[Data to process]

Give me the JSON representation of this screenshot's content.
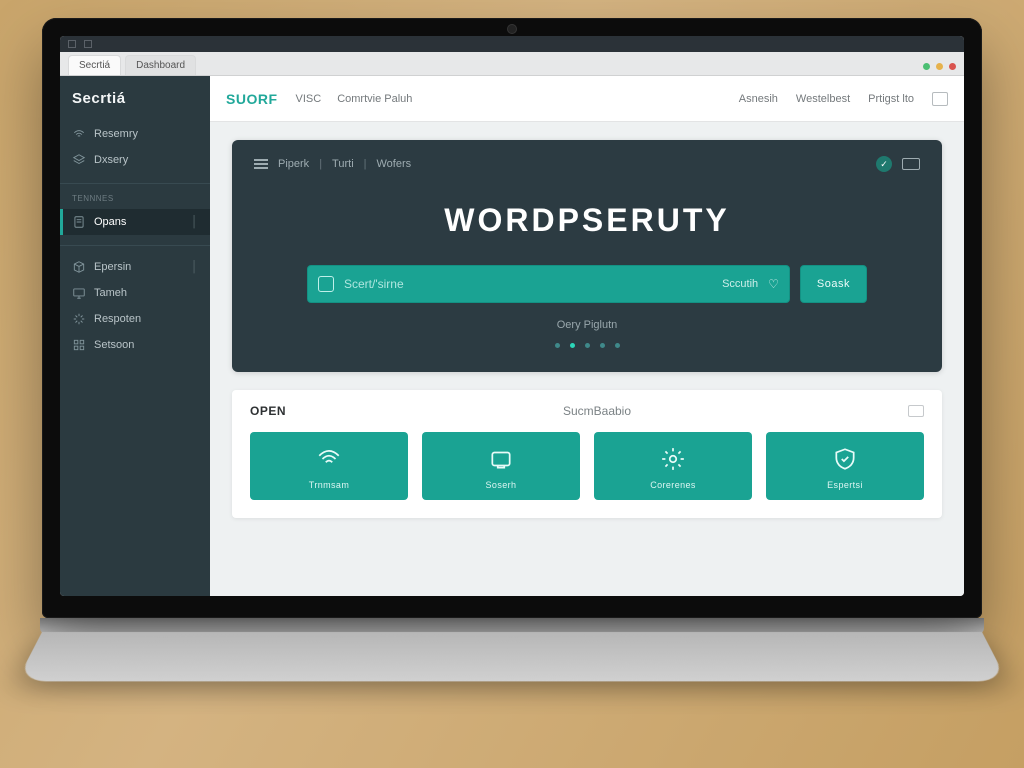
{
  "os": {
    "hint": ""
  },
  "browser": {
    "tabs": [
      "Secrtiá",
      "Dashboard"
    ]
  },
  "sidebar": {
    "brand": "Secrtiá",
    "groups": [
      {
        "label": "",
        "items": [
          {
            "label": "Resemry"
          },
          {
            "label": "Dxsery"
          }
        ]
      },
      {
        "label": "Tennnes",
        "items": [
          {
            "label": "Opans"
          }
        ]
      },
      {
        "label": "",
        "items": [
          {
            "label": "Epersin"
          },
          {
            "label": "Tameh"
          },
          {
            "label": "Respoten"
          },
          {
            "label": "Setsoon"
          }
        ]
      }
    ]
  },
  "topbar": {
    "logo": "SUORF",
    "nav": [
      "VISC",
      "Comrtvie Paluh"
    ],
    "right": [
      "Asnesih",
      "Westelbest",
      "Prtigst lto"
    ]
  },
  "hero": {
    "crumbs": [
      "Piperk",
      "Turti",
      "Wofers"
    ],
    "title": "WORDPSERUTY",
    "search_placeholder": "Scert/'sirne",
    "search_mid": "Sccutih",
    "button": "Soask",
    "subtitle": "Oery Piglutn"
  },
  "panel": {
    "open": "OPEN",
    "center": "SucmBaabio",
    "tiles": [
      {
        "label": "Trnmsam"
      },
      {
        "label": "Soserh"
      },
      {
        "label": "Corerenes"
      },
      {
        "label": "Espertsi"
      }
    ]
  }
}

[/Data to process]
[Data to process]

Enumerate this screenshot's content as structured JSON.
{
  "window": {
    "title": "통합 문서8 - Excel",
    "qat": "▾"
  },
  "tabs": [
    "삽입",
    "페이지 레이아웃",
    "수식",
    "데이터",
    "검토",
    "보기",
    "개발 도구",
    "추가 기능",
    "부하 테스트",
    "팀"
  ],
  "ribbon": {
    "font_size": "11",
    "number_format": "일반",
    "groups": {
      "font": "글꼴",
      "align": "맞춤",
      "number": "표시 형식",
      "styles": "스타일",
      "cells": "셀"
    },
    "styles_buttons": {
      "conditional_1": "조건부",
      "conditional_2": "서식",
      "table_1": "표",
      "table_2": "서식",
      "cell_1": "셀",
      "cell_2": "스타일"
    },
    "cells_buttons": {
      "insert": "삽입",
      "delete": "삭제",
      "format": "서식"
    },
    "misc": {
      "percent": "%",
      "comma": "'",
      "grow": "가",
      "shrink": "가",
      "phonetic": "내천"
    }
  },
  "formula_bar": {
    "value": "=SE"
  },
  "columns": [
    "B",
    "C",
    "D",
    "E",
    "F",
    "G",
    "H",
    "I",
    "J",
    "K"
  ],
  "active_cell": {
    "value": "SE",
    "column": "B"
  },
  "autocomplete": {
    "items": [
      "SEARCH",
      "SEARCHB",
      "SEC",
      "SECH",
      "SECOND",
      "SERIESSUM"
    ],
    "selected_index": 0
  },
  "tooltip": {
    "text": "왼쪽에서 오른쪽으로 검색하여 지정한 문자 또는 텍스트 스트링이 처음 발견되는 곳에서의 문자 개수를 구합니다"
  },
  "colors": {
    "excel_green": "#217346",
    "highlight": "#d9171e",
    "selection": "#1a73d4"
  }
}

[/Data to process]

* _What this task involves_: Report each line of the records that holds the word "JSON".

* _Answer to this task_:
Give me the JSON representation of this screenshot's content.
Enumerate this screenshot's content as structured JSON.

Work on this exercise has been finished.